Today, the European Parliament passed a resolution mandating that by the end of 2024, all consumer electronics, including the iPhone and AirPods, use USB-C as their standard charging connector.
All consumer electronics makers that sell their products in Europe are required under the proposal, known as a directive, to ensure that a variety of gadgets include a USB-C connector. Given that a large portion of Apple’s devices uses the Lightning connector rather than USB-C, this “common port” will be a first for the globe and influence Apple in particular. MEPs assert that the change will lessen electronic waste, address product sustainability, and improve the convenience of using various gadgets.
There were 602 votes in favor, 13 against, and eight abstentions for the proposal. According to a press statement from the European Parliament earlier today:
”All cell phones, tablets, and cameras sold in the EU by the end of 2024 must include a USB Type-C charging connector. From spring 2026, laptops will also be subject to the requirement. The new rule, approved by the plenary on Tuesday with 602 votes in favor, 13 votes against, and eight abstentions, is a component of a larger EU initiative to minimize e-waste and give consumers more ability to make environmentally friendly decisions.
The new regulations will allow consumers to use a single charger for a wide variety of small and medium-sized portable electronic gadgets, eliminating the need for a different charger each time they buy a new item.
All new mobile phones, tablets, digital cameras, headphones, headsets, portable speakers, handheld game consoles, e-readers, keyboards, mice, portable navigation systems, earbuds, and laptops that can be recharged via a wired cable and operate with a power delivery of up to 100 Watts must have a USB Type-C port, regardless of the manufacturer.
Users can charge their smartphones at the same pace with any suitable charger because all devices that enable fast charging will now have the same charging speed.”
Smartwatches, fitness trackers, and other sporting goods that are too tiny to have a USB-C connector will be exempt. Still, it is anticipated that the law will eventually apply to more products.
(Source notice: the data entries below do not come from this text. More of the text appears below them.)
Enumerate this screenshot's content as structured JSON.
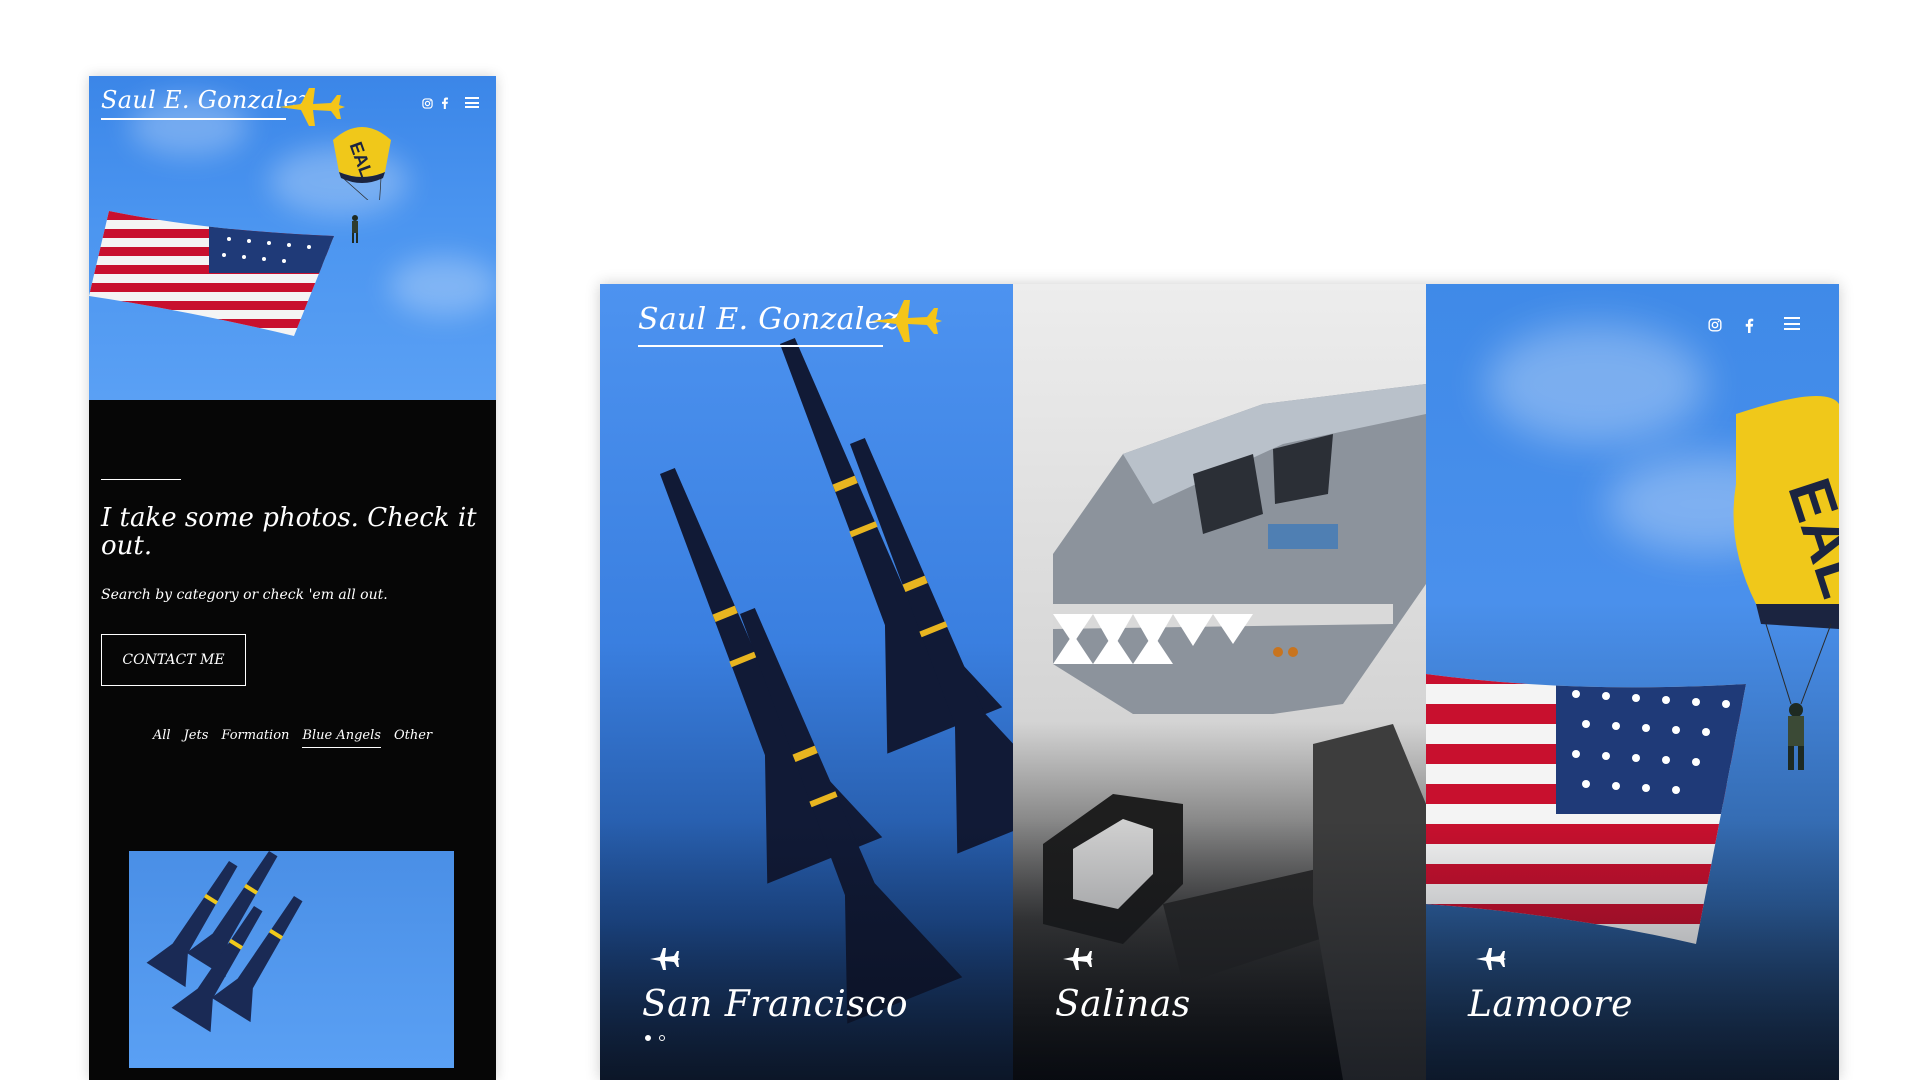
{
  "site": {
    "logo_text": "Saul E. Gonzalez"
  },
  "mobile": {
    "social": {
      "instagram_icon": "instagram-icon",
      "facebook_icon": "facebook-icon",
      "menu_icon": "hamburger-menu-icon"
    },
    "headline": "I take some photos. Check it out.",
    "subheadline": "Search by category or check 'em all out.",
    "contact_label": "CONTACT ME",
    "categories": [
      {
        "label": "All",
        "active": false
      },
      {
        "label": "Jets",
        "active": false
      },
      {
        "label": "Formation",
        "active": false
      },
      {
        "label": "Blue Angels",
        "active": true
      },
      {
        "label": "Other",
        "active": false
      }
    ]
  },
  "desktop": {
    "social": {
      "instagram_icon": "instagram-icon",
      "facebook_icon": "facebook-icon",
      "menu_icon": "hamburger-menu-icon"
    },
    "panels": [
      {
        "label": "San Francisco",
        "icon": "airplane-icon"
      },
      {
        "label": "Salinas",
        "icon": "airplane-icon"
      },
      {
        "label": "Lamoore",
        "icon": "airplane-icon"
      }
    ],
    "carousel": {
      "count": 2,
      "active_index": 0
    }
  },
  "colors": {
    "sky_blue": "#4b95f0",
    "logo_jet_yellow": "#f5c518",
    "dark_bg": "#060606",
    "white": "#ffffff"
  }
}
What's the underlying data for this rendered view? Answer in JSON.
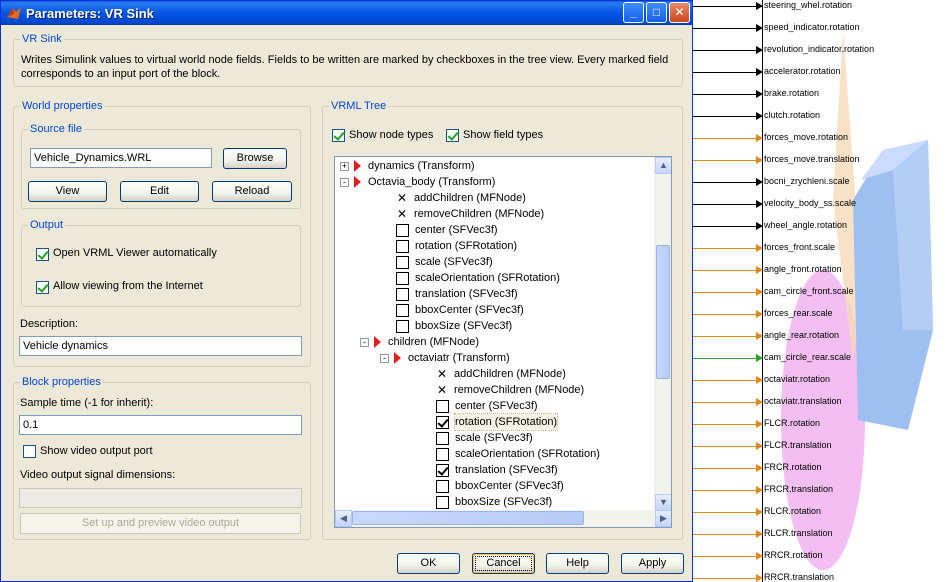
{
  "window": {
    "title": "Parameters: VR Sink",
    "minimize_label": "_",
    "maximize_label": "□",
    "close_label": "✕"
  },
  "vr_sink": {
    "heading": "VR Sink",
    "description": "Writes Simulink values to virtual world node fields. Fields to be written are marked by checkboxes in the tree view. Every marked field corresponds to an input port of the block."
  },
  "world_properties": {
    "heading": "World properties",
    "source_file": {
      "heading": "Source file",
      "value": "Vehicle_Dynamics.WRL",
      "browse_label": "Browse",
      "view_label": "View",
      "edit_label": "Edit",
      "reload_label": "Reload"
    },
    "output": {
      "heading": "Output",
      "open_viewer_label": "Open VRML Viewer automatically",
      "open_viewer_checked": true,
      "allow_internet_label": "Allow viewing from the Internet",
      "allow_internet_checked": true
    },
    "description_label": "Description:",
    "description_value": "Vehicle dynamics"
  },
  "block_properties": {
    "heading": "Block properties",
    "sample_time_label": "Sample time (-1 for inherit):",
    "sample_time_value": "0.1",
    "show_video_label": "Show video output port",
    "show_video_checked": false,
    "video_dims_label": "Video output signal dimensions:",
    "video_dims_value": "",
    "setup_video_label": "Set up and preview video output"
  },
  "vrml_tree": {
    "heading": "VRML Tree",
    "show_node_types_label": "Show node types",
    "show_node_types_checked": true,
    "show_field_types_label": "Show field types",
    "show_field_types_checked": true,
    "rows": [
      {
        "label": "dynamics (Transform)",
        "kind": "node",
        "level": 0,
        "expander": "+"
      },
      {
        "label": "Octavia_body (Transform)",
        "kind": "node",
        "level": 0,
        "expander": "-"
      },
      {
        "label": "addChildren (MFNode)",
        "kind": "x",
        "level": 1
      },
      {
        "label": "removeChildren (MFNode)",
        "kind": "x",
        "level": 1
      },
      {
        "label": "center (SFVec3f)",
        "kind": "cb",
        "level": 1,
        "checked": false
      },
      {
        "label": "rotation (SFRotation)",
        "kind": "cb",
        "level": 1,
        "checked": false
      },
      {
        "label": "scale (SFVec3f)",
        "kind": "cb",
        "level": 1,
        "checked": false
      },
      {
        "label": "scaleOrientation (SFRotation)",
        "kind": "cb",
        "level": 1,
        "checked": false
      },
      {
        "label": "translation (SFVec3f)",
        "kind": "cb",
        "level": 1,
        "checked": false
      },
      {
        "label": "bboxCenter (SFVec3f)",
        "kind": "cb",
        "level": 1,
        "checked": false
      },
      {
        "label": "bboxSize (SFVec3f)",
        "kind": "cb",
        "level": 1,
        "checked": false
      },
      {
        "label": "children (MFNode)",
        "kind": "node",
        "level": 1,
        "expander": "-"
      },
      {
        "label": "octaviatr (Transform)",
        "kind": "node",
        "level": 2,
        "expander": "-"
      },
      {
        "label": "addChildren (MFNode)",
        "kind": "x",
        "level": 3
      },
      {
        "label": "removeChildren (MFNode)",
        "kind": "x",
        "level": 3
      },
      {
        "label": "center (SFVec3f)",
        "kind": "cb",
        "level": 3,
        "checked": false
      },
      {
        "label": "rotation (SFRotation)",
        "kind": "cb",
        "level": 3,
        "checked": true,
        "selected": true
      },
      {
        "label": "scale (SFVec3f)",
        "kind": "cb",
        "level": 3,
        "checked": false
      },
      {
        "label": "scaleOrientation (SFRotation)",
        "kind": "cb",
        "level": 3,
        "checked": false
      },
      {
        "label": "translation (SFVec3f)",
        "kind": "cb",
        "level": 3,
        "checked": true
      },
      {
        "label": "bboxCenter (SFVec3f)",
        "kind": "cb",
        "level": 3,
        "checked": false
      },
      {
        "label": "bboxSize (SFVec3f)",
        "kind": "cb",
        "level": 3,
        "checked": false
      }
    ]
  },
  "buttons": {
    "ok": "OK",
    "cancel": "Cancel",
    "help": "Help",
    "apply": "Apply"
  },
  "simulink_ports": [
    {
      "label": "steering_whel.rotation",
      "color": "#000000"
    },
    {
      "label": "speed_indicator.rotation",
      "color": "#000000"
    },
    {
      "label": "revolution_indicator.rotation",
      "color": "#000000"
    },
    {
      "label": "accelerator.rotation",
      "color": "#000000"
    },
    {
      "label": "brake.rotation",
      "color": "#000000"
    },
    {
      "label": "clutch.rotation",
      "color": "#000000"
    },
    {
      "label": "forces_move.rotation",
      "color": "#e08a1a"
    },
    {
      "label": "forces_move.translation",
      "color": "#e08a1a"
    },
    {
      "label": "bocni_zrychleni.scale",
      "color": "#000000"
    },
    {
      "label": "velocity_body_ss.scale",
      "color": "#000000"
    },
    {
      "label": "wheel_angle.rotation",
      "color": "#000000"
    },
    {
      "label": "forces_front.scale",
      "color": "#e08a1a"
    },
    {
      "label": "angle_front.rotation",
      "color": "#e08a1a"
    },
    {
      "label": "cam_circle_front.scale",
      "color": "#e08a1a"
    },
    {
      "label": "forces_rear.scale",
      "color": "#e08a1a"
    },
    {
      "label": "angle_rear.rotation",
      "color": "#e08a1a"
    },
    {
      "label": "cam_circle_rear.scale",
      "color": "#2aa52a"
    },
    {
      "label": "octaviatr.rotation",
      "color": "#e08a1a"
    },
    {
      "label": "octaviatr.translation",
      "color": "#e08a1a"
    },
    {
      "label": "FLCR.rotation",
      "color": "#e08a1a"
    },
    {
      "label": "FLCR.translation",
      "color": "#e08a1a"
    },
    {
      "label": "FRCR.rotation",
      "color": "#e08a1a"
    },
    {
      "label": "FRCR.translation",
      "color": "#e08a1a"
    },
    {
      "label": "RLCR.rotation",
      "color": "#e08a1a"
    },
    {
      "label": "RLCR.translation",
      "color": "#e08a1a"
    },
    {
      "label": "RRCR.rotation",
      "color": "#e08a1a"
    },
    {
      "label": "RRCR.translation",
      "color": "#e08a1a"
    }
  ]
}
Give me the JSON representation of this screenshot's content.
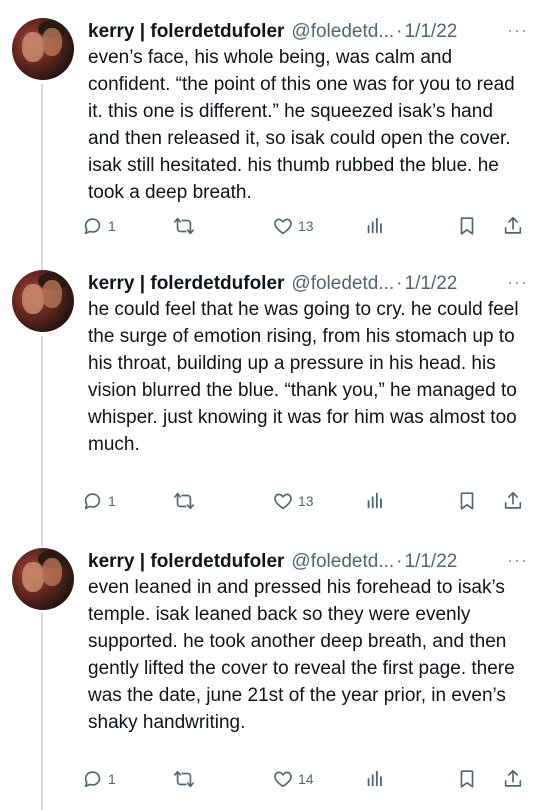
{
  "tweets": [
    {
      "name": "kerry | folerdetdufoler",
      "handle": "@foledetd...",
      "date": "1/1/22",
      "text": "even’s face, his whole being, was calm and confident. “the point of this one was for you to read it. this one is different.” he squeezed isak’s hand and then released it, so isak could open the cover. isak still hesitated. his thumb rubbed the blue. he took a deep breath.",
      "replies": "1",
      "likes": "13"
    },
    {
      "name": "kerry | folerdetdufoler",
      "handle": "@foledetd...",
      "date": "1/1/22",
      "text": "he could feel that he was going to cry. he could feel the surge of emotion rising, from his stomach up to his throat, building up a pressure in his head. his vision blurred the blue. “thank you,” he managed to whisper. just knowing it was for him was almost too much.",
      "replies": "1",
      "likes": "13"
    },
    {
      "name": "kerry | folerdetdufoler",
      "handle": "@foledetd...",
      "date": "1/1/22",
      "text": "even leaned in and pressed his forehead to isak’s temple. isak leaned back so they were evenly supported. he took another deep breath, and then gently lifted the cover to reveal the first page. there was the date, june 21st of the year prior, in even’s shaky handwriting.",
      "replies": "1",
      "likes": "14"
    }
  ],
  "separator": "·",
  "more_glyph": "···",
  "icons": [
    "reply-icon",
    "retweet-icon",
    "like-icon",
    "views-icon",
    "bookmark-icon",
    "share-icon"
  ],
  "colors": {
    "text": "#0f1419",
    "muted": "#536471",
    "thread_line": "#cfd9de"
  }
}
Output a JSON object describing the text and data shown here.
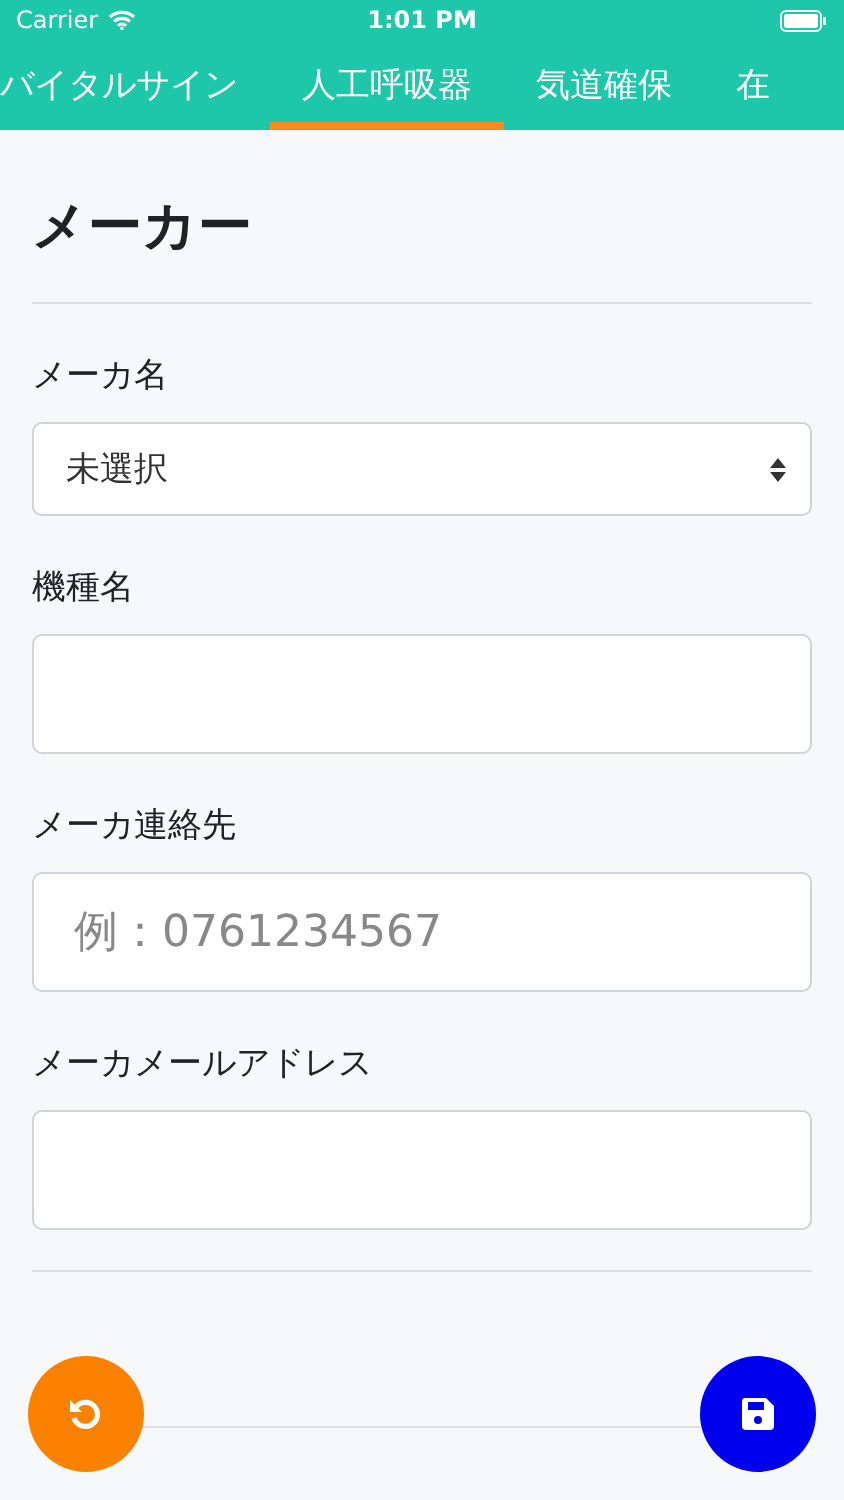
{
  "status_bar": {
    "carrier": "Carrier",
    "time": "1:01 PM"
  },
  "tabs": [
    {
      "label": "バイタルサイン",
      "selected": false
    },
    {
      "label": "人工呼吸器",
      "selected": true
    },
    {
      "label": "気道確保",
      "selected": false
    },
    {
      "label": "在",
      "selected": false
    }
  ],
  "sections": [
    {
      "title": "メーカー",
      "fields": [
        {
          "label": "メーカ名",
          "kind": "select",
          "value": "未選択"
        },
        {
          "label": "機種名",
          "kind": "text"
        },
        {
          "label": "メーカ連絡先",
          "kind": "text",
          "placeholder": "例：0761234567"
        },
        {
          "label": "メーカメールアドレス",
          "kind": "text"
        }
      ]
    }
  ],
  "fabs": [
    {
      "kind": "undo"
    },
    {
      "kind": "save"
    }
  ]
}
Additionally, businesses must ensure that specific labels properly educate customers about the charging capabilities of the products they purchase.
Additionally, the EU wants to ensure that wireless charging options are compatible as technology advances. The directive gives the European Commission the authority to create delegated acts by the end of 2024 that require businesses to make their unique wireless charging solutions more open and compliant with interoperability standards. This will help consumers avoid becoming locked into proprietary charging solutions, prevent fragmentation, and cut down on waste. Given that it is based on the Qi wireless charging standard, it is unclear if this would also apply to Apple’s MagSafe charging system for the iPhone and AirPods.
The regulation must now get approval from the European Council to be published in the EU Official Journal. It will go into effect 20 days after being published in the EU Official Journal. After 24 months, new gadgets will be subject to its criteria. Products already on sale when the application was submitted will be exempt and may still be purchased after that date.
The European Commission made an effort to resolve this problem definitively in 2018. However, it was unsuccessful in becoming law. Apple said that mandating a standard charging connection would hinder innovation and result in electronic waste since users would be compelled to buy new cords.
For the regulation to be published in the EU Official Journal, the European Council must adopt it. After 20 days of publication in the EU Official Journal, it will go into effect. After 24 months, new devices will be subject to its criteria. Products already on sale at the time of application will be excluded and may still be bought and sold after that date.
The European Commission sought a final agreement on this matter in 2018. However, it was unsuccessful in becoming law. Apple issued a warning at the time, claiming that forcing the industry to use a single charging connection would hinder innovation and result in electronic waste since consumers would be compelled to buy new cords.